A beautifully installed survey at Parrasch Heijnen Gallery tracks the arc of Smith’s career in just 11 smartly selected works.
From 1977, Labyrinth lays out many salient aspects of her approach. The work is simplicity itself — a printed book-illustration pasted onto paper and captioned with a snippet of text, all set within in a shaped frame. Frames are important to all of Smith’s work, which itself is dedicated to reframing established points of view.
This one is shaped like a Monopoly house, similar to Joel Shapiro’s little cast-iron house sculptures from the same period. Those set aside Minimalist art’s obsession with nonfigurative abstraction.
Rather different houses collide within Smith’s homey frame.
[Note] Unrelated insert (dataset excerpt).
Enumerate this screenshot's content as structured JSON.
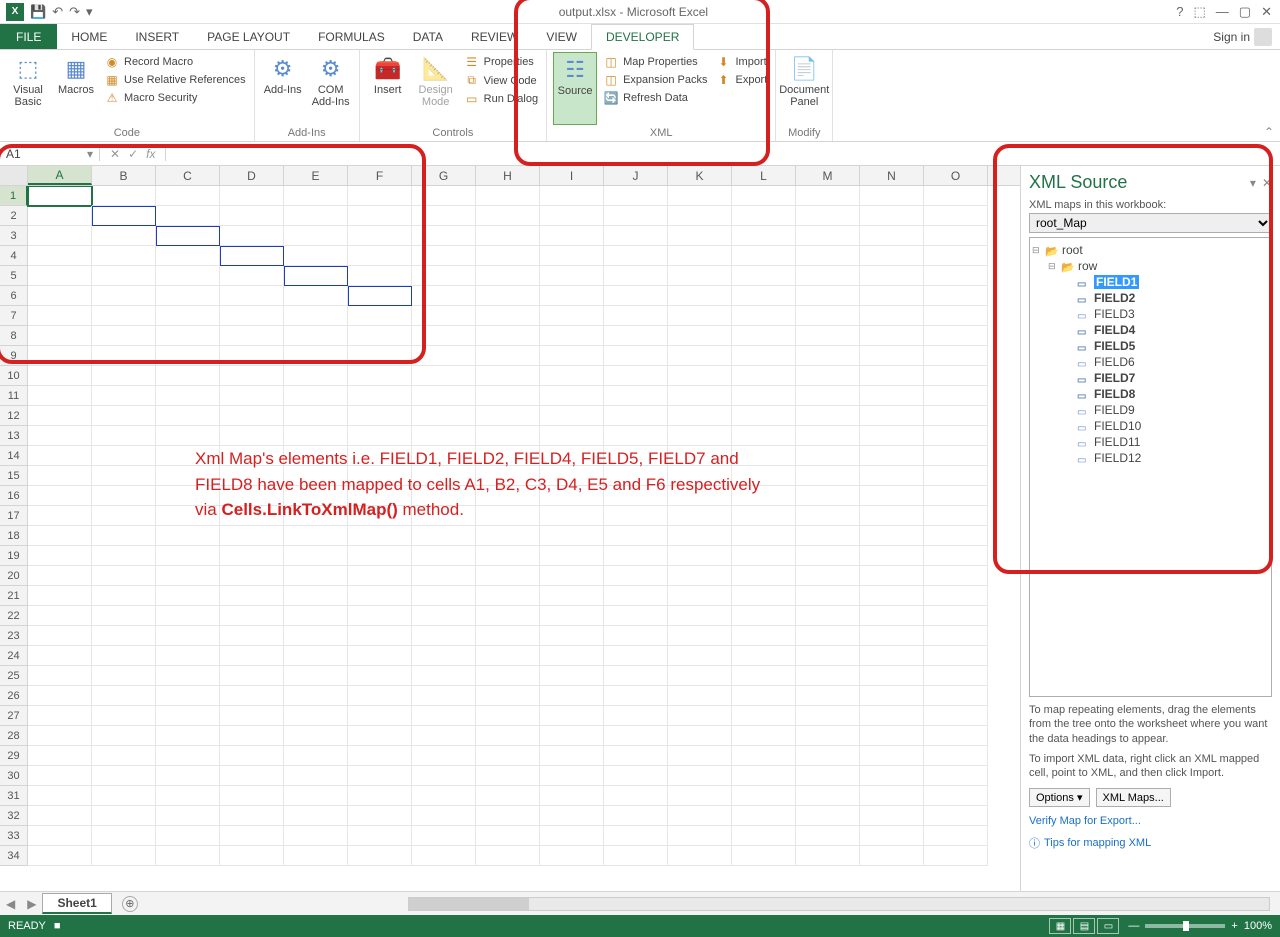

Sebastien le Clerc’s intricate 1677 plan for an elaborate garden labyrinth at the royal Palace of Versailles outside Paris meets an 1872 fragment of Walt Whitman’s democratic poetry: “The paths to the house I seek to make / But leave to those to come to the house itself.”
In Smith’s image-and-text pieces, art is proposed as a playful and meandering refuge, an exclusively aristocratic European legacy evolved to a self-directed, inclusive American model.
Given the domestic focus on the home, the work also resonates with a shrewdly feminist undercurrent. It turns up repeatedly in the show, not least in Medium Message, a large wall mural from 2013.
Medium Message inserts a lavishly decorated, heart-shaped candy box, notably upside-down, and a child’s battered drum set into a gray text painted on the wall. The objects take the place of words: “The [candy box] is the [drum set].”
Our topsy-turvy adult interactions are given form that is interchangeable with long-ago childhood disturbance. Smith’s poetics of unanticipated consequences — a Marshall McLuhan-like observation about mediums and messages — are the fundamental stuff of art.
- Christopher Knight